Dataset rows for apps and sites
□ □ □ □
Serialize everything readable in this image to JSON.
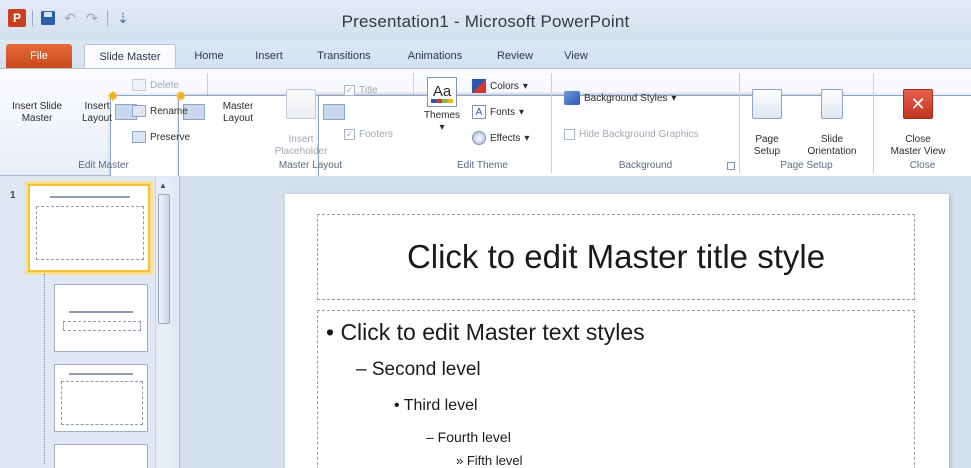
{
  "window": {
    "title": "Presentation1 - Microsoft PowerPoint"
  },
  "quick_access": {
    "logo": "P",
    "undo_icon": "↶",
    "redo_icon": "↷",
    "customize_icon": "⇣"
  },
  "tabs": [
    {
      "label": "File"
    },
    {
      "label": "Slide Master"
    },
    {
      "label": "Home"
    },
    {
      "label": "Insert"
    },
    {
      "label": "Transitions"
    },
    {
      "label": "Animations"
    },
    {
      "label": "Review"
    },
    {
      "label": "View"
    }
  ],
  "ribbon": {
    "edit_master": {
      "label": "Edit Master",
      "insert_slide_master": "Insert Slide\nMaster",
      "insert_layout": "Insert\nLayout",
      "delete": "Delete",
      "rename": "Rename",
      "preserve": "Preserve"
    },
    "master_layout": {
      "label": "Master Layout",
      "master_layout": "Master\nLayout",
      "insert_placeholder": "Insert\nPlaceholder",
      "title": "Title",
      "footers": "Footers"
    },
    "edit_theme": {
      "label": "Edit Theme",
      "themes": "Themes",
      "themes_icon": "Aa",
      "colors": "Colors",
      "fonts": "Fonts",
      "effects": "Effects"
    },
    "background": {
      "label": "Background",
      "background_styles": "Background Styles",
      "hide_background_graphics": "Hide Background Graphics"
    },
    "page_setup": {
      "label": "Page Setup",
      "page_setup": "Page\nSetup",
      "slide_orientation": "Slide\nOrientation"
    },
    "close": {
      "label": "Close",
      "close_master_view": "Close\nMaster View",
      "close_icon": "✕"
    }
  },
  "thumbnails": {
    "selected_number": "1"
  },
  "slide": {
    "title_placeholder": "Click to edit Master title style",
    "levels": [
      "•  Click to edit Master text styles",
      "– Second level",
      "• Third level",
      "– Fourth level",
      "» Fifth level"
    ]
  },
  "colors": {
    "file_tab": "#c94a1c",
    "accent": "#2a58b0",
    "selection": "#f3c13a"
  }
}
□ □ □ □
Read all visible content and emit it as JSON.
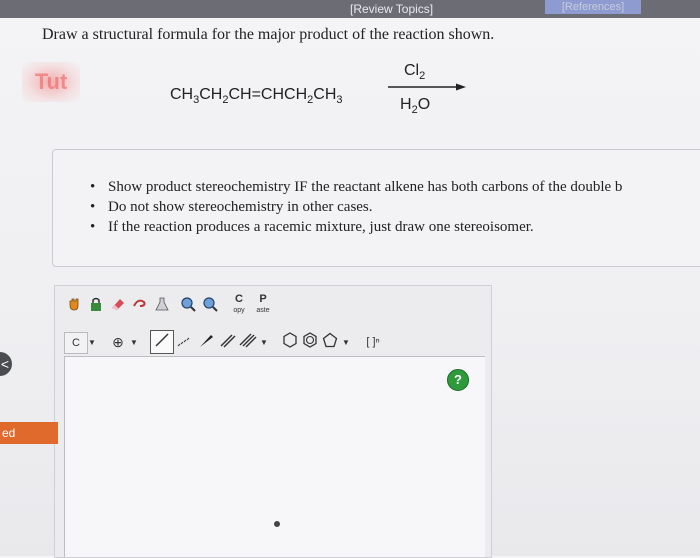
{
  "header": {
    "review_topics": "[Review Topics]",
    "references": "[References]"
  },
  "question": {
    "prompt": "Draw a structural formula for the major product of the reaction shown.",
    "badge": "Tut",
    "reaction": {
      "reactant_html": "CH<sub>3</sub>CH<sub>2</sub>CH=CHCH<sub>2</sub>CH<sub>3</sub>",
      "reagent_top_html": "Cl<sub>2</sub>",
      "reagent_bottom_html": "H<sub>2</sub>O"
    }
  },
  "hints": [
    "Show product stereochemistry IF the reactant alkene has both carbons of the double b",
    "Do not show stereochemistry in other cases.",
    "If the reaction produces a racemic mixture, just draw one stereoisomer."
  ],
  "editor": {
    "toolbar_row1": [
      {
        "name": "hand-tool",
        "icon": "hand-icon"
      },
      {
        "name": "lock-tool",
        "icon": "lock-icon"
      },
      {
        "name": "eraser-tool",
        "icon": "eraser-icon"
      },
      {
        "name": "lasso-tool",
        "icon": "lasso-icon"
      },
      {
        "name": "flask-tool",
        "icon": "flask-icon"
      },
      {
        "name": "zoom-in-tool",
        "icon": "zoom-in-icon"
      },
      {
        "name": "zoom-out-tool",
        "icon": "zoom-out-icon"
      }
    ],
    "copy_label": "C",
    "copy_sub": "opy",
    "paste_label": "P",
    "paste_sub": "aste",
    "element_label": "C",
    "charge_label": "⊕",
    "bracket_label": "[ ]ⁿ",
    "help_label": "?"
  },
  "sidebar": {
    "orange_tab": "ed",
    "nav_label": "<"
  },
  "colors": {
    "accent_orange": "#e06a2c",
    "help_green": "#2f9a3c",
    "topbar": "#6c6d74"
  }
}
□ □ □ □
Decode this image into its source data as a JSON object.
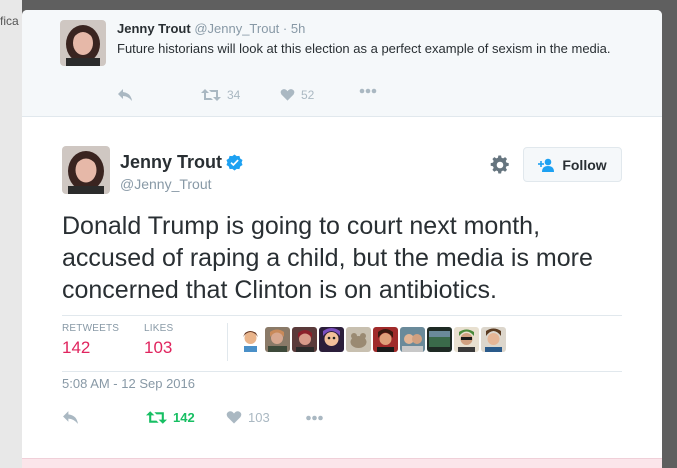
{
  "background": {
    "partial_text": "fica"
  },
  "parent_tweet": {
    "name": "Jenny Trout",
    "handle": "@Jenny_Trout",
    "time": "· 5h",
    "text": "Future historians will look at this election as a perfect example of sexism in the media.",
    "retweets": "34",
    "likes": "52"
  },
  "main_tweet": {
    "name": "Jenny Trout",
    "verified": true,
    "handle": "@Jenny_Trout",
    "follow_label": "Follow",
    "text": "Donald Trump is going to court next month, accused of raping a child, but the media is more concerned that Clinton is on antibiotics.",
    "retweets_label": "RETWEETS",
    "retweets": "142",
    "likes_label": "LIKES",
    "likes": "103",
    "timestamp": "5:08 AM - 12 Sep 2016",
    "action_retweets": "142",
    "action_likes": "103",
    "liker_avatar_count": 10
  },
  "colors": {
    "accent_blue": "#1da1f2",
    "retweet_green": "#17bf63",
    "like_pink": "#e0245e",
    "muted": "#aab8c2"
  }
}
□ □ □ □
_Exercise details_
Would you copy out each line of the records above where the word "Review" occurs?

_Your solution_
      "label": "Review"
    "review_topics": "[Review Topics]",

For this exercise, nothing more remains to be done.